(Records from a collection)
╭──

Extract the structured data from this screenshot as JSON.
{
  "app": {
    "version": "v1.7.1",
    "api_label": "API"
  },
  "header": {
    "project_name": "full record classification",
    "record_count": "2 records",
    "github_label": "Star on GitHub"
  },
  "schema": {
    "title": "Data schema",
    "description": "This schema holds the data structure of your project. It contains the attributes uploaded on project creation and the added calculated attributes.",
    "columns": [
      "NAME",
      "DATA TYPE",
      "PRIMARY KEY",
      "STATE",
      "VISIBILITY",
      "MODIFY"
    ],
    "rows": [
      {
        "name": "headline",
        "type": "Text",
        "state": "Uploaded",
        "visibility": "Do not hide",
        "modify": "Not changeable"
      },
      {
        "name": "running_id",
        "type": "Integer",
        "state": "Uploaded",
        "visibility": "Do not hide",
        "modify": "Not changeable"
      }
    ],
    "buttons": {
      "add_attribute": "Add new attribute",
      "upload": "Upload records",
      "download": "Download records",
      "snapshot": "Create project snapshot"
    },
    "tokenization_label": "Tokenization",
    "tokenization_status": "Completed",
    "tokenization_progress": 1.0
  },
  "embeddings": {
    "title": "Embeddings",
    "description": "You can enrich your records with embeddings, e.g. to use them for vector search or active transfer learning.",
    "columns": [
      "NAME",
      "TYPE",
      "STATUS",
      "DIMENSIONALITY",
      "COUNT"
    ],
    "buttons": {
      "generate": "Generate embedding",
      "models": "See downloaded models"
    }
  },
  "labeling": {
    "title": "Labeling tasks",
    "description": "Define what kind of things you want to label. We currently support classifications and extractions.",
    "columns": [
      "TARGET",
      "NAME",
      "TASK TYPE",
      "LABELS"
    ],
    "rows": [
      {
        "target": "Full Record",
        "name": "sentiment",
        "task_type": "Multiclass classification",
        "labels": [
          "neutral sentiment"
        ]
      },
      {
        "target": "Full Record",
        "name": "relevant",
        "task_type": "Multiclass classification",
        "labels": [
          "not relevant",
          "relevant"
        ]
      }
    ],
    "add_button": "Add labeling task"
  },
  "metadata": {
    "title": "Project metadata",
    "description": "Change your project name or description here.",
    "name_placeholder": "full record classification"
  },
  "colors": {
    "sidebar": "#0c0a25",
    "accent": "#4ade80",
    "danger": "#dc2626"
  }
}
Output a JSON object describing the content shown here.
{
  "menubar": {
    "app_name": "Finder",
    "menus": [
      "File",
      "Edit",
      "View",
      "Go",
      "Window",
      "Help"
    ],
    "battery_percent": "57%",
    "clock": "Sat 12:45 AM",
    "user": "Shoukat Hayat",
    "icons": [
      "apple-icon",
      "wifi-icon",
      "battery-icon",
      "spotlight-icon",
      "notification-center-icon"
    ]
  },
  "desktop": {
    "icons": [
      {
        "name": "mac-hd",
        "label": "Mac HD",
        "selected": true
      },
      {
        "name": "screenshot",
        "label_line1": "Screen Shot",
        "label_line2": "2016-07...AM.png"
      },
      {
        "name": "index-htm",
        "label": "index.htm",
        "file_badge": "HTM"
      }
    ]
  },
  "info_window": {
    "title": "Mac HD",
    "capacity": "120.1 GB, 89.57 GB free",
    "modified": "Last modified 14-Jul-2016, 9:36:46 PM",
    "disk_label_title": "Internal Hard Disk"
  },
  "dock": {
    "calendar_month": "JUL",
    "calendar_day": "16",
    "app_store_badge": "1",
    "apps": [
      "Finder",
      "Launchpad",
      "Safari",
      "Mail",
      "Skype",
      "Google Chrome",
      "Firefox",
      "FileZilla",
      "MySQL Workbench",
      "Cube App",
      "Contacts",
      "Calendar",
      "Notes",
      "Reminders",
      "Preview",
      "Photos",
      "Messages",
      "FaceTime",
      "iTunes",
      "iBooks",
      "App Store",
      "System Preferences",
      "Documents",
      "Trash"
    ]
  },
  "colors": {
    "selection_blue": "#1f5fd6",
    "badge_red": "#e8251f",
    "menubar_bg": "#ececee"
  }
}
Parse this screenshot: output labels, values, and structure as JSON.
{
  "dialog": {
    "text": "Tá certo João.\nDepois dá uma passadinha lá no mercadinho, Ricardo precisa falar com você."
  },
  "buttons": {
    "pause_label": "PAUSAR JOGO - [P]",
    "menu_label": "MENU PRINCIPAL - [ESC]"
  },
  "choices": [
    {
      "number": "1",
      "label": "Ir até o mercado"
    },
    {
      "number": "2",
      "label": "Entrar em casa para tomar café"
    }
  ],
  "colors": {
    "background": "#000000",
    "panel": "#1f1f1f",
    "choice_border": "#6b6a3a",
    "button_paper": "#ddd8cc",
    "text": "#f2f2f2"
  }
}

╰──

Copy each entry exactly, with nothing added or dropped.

◆ OUTPUT OF THE TASK
Extract the structured data from this screenshot as JSON.
{
  "app": {
    "version": "v1.7.1",
    "api_label": "API"
  },
  "header": {
    "project_name": "full record classification",
    "record_count": "2 records",
    "github_label": "Star on GitHub"
  },
  "schema": {
    "title": "Data schema",
    "description": "This schema holds the data structure of your project. It contains the attributes uploaded on project creation and the added calculated attributes.",
    "columns": [
      "NAME",
      "DATA TYPE",
      "PRIMARY KEY",
      "STATE",
      "VISIBILITY",
      "MODIFY"
    ],
    "rows": [
      {
        "name": "headline",
        "type": "Text",
        "state": "Uploaded",
        "visibility": "Do not hide",
        "modify": "Not changeable"
      },
      {
        "name": "running_id",
        "type": "Integer",
        "state": "Uploaded",
        "visibility": "Do not hide",
        "modify": "Not changeable"
      }
    ],
    "buttons": {
      "add_attribute": "Add new attribute",
      "upload": "Upload records",
      "download": "Download records",
      "snapshot": "Create project snapshot"
    },
    "tokenization_label": "Tokenization",
    "tokenization_status": "Completed",
    "tokenization_progress": 1.0
  },
  "embeddings": {
    "title": "Embeddings",
    "description": "You can enrich your records with embeddings, e.g. to use them for vector search or active transfer learning.",
    "columns": [
      "NAME",
      "TYPE",
      "STATUS",
      "DIMENSIONALITY",
      "COUNT"
    ],
    "buttons": {
      "generate": "Generate embedding",
      "models": "See downloaded models"
    }
  },
  "labeling": {
    "title": "Labeling tasks",
    "description": "Define what kind of things you want to label. We currently support classifications and extractions.",
    "columns": [
      "TARGET",
      "NAME",
      "TASK TYPE",
      "LABELS"
    ],
    "rows": [
      {
        "target": "Full Record",
        "name": "sentiment",
        "task_type": "Multiclass classification",
        "labels": [
          "neutral sentiment"
        ]
      },
      {
        "target": "Full Record",
        "name": "relevant",
        "task_type": "Multiclass classification",
        "labels": [
          "not relevant",
          "relevant"
        ]
      }
    ],
    "add_button": "Add labeling task"
  },
  "metadata": {
    "title": "Project metadata",
    "description": "Change your project name or description here.",
    "name_placeholder": "full record classification"
  },
  "colors": {
    "sidebar": "#0c0a25",
    "accent": "#4ade80",
    "danger": "#dc2626"
  }
}
Output a JSON object describing the content shown here.
{
  "menubar": {
    "app_name": "Finder",
    "menus": [
      "File",
      "Edit",
      "View",
      "Go",
      "Window",
      "Help"
    ],
    "battery_percent": "57%",
    "clock": "Sat 12:45 AM",
    "user": "Shoukat Hayat",
    "icons": [
      "apple-icon",
      "wifi-icon",
      "battery-icon",
      "spotlight-icon",
      "notification-center-icon"
    ]
  },
  "desktop": {
    "icons": [
      {
        "name": "mac-hd",
        "label": "Mac HD",
        "selected": true
      },
      {
        "name": "screenshot",
        "label_line1": "Screen Shot",
        "label_line2": "2016-07...AM.png"
      },
      {
        "name": "index-htm",
        "label": "index.htm",
        "file_badge": "HTM"
      }
    ]
  },
  "info_window": {
    "title": "Mac HD",
    "capacity": "120.1 GB, 89.57 GB free",
    "modified": "Last modified 14-Jul-2016, 9:36:46 PM",
    "disk_label_title": "Internal Hard Disk"
  },
  "dock": {
    "calendar_month": "JUL",
    "calendar_day": "16",
    "app_store_badge": "1",
    "apps": [
      "Finder",
      "Launchpad",
      "Safari",
      "Mail",
      "Skype",
      "Google Chrome",
      "Firefox",
      "FileZilla",
      "MySQL Workbench",
      "Cube App",
      "Contacts",
      "Calendar",
      "Notes",
      "Reminders",
      "Preview",
      "Photos",
      "Messages",
      "FaceTime",
      "iTunes",
      "iBooks",
      "App Store",
      "System Preferences",
      "Documents",
      "Trash"
    ]
  },
  "colors": {
    "selection_blue": "#1f5fd6",
    "badge_red": "#e8251f",
    "menubar_bg": "#ececee"
  }
}
Parse this screenshot: output labels, values, and structure as JSON.
{
  "dialog": {
    "text": "Tá certo João.\nDepois dá uma passadinha lá no mercadinho, Ricardo precisa falar com você."
  },
  "buttons": {
    "pause_label": "PAUSAR JOGO - [P]",
    "menu_label": "MENU PRINCIPAL - [ESC]"
  },
  "choices": [
    {
      "number": "1",
      "label": "Ir até o mercado"
    },
    {
      "number": "2",
      "label": "Entrar em casa para tomar café"
    }
  ],
  "colors": {
    "background": "#000000",
    "panel": "#1f1f1f",
    "choice_border": "#6b6a3a",
    "button_paper": "#ddd8cc",
    "text": "#f2f2f2"
  }
}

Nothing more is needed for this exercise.